ZIERLER: Is that to say, when you talk about the underlying truth and all of the randomness, are those compatible statements? In other words, is the randomness part of the underlying truth, or is it something to get through in order to see the underlying truth?
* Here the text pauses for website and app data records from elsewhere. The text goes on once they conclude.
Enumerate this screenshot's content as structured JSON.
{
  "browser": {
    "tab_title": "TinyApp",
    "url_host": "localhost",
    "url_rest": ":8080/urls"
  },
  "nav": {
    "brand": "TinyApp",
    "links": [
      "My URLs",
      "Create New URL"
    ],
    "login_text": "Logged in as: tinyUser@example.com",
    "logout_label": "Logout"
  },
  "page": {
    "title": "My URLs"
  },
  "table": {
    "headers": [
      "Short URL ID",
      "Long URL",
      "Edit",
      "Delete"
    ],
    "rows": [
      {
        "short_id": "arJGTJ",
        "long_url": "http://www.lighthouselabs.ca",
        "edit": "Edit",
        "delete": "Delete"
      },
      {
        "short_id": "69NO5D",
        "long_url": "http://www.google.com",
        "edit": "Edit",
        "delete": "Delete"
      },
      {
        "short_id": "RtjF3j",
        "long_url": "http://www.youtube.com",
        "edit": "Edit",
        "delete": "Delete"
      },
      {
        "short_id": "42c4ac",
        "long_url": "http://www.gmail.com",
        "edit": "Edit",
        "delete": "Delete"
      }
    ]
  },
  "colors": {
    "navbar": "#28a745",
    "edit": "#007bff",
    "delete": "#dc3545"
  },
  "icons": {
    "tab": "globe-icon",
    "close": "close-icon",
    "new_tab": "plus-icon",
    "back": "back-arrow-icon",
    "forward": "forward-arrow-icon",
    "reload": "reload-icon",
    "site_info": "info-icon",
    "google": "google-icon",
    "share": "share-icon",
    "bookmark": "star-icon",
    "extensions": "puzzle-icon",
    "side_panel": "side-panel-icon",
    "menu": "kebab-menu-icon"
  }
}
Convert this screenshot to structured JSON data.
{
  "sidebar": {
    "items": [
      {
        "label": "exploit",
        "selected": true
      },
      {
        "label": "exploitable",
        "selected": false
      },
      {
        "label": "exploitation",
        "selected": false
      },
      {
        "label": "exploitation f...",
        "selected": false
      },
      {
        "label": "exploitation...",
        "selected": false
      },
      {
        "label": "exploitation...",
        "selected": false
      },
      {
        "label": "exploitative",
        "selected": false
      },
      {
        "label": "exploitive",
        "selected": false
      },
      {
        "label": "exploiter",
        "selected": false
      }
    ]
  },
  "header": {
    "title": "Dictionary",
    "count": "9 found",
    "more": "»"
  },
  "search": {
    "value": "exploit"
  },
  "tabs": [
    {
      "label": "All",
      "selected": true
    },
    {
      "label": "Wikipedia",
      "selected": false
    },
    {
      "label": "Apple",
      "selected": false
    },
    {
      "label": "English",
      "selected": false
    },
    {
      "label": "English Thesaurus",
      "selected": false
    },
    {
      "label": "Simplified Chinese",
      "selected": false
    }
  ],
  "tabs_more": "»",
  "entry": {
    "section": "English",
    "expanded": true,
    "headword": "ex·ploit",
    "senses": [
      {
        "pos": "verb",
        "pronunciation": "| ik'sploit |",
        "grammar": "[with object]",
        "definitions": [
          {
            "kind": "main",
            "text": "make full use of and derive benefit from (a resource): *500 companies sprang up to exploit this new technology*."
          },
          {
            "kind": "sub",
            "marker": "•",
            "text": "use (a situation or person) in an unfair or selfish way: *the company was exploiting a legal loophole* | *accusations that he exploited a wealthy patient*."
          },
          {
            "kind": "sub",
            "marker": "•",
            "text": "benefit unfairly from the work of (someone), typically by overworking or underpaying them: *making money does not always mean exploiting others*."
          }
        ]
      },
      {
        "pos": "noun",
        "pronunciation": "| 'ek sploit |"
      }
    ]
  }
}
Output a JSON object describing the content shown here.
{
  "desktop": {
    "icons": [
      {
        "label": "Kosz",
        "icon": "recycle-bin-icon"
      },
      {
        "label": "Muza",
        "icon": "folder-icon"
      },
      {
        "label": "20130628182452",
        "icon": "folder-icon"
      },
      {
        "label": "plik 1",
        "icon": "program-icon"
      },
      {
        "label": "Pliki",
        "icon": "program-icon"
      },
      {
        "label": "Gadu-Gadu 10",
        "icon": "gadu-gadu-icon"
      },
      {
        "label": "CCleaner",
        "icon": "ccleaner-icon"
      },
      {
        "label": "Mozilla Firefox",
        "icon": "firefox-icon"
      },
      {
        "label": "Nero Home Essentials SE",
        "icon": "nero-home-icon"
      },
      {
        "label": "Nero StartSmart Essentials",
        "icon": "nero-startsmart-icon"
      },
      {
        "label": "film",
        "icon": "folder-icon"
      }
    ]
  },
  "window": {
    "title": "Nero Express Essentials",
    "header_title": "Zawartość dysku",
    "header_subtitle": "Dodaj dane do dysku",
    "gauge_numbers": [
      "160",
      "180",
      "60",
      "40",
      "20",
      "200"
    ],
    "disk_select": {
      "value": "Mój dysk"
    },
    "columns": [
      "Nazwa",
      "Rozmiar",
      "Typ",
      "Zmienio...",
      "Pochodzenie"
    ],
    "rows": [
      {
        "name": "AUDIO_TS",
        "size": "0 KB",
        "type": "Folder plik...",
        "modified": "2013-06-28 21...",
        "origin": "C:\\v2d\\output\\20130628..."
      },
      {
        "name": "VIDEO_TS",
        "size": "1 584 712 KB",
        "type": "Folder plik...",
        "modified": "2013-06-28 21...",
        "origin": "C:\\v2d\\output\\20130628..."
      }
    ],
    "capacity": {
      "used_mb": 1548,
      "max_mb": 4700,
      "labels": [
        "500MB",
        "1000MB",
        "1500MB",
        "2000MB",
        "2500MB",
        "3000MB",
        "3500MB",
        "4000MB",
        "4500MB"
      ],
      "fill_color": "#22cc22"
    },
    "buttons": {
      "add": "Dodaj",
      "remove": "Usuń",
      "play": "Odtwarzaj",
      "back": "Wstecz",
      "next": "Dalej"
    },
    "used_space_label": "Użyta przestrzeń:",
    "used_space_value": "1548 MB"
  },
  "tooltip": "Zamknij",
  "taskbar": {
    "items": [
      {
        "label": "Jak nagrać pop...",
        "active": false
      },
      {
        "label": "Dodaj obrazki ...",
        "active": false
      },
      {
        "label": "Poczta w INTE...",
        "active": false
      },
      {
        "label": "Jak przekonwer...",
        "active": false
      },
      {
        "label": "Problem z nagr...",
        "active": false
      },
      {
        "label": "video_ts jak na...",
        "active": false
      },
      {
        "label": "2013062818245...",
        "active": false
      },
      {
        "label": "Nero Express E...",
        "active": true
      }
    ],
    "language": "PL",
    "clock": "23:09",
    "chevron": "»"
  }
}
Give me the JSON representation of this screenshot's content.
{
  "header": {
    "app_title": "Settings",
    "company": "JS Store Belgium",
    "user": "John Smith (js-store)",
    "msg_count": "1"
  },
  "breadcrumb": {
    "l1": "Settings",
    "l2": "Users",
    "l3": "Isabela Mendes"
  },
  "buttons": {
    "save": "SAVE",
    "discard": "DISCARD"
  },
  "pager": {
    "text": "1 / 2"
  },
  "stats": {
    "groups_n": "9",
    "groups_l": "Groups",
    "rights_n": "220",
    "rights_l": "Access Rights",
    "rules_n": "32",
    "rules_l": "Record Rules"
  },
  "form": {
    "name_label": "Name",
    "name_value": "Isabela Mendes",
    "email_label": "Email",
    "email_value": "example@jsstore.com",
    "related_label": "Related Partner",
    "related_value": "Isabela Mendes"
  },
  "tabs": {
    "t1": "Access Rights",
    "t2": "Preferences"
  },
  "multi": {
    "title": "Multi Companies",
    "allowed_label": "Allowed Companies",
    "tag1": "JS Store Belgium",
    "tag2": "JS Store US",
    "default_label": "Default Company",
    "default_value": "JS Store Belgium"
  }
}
EFRON: People have answered that both ways. There are theories that say there is no underlying truth, there are only objective things you can do. One of the theories due to di Finetti says, "I don't know what the probability of that coin is. But having flipped it 100 times, I have a set of possibilities that are more or less reasonable, and that's the only real thing. You can make that set of possibilities smaller and smaller, but there's no real probability of heads of the coin." The more Plato kind of theory is, "No, there really is one, you just can't see it." It's sort of like there really is a circle, you just don't have a perfect circle in real life. As far as working with statistics in the real world, those questions are less important because you don't get down to that for most things. You'll be pretty happy if I can tell you approximately what your answer is and approximately how wrong you are. But you want that to be a good answer, not just one I made up. It's not just my authority that says that, there's a model. People have thought of very clever ways of stating the thing you just asked that make it possible to give reasonable answers. There's nothing like Einstein's theory of gravitation or something. You're not going to ever get that kind of perfection with statistical arguments. But strangely enough, you can make the statements realistic enough that a rational person will agree, "Yeah, that's pretty much what we have to decide from this set of data."

ZIERLER: And that's a pretty good standard to go by.

EFRON: Yeah.

ZIERLER: Brad, this has been an excellent conversation. I'm so glad we connected. I'd like to thank you so much.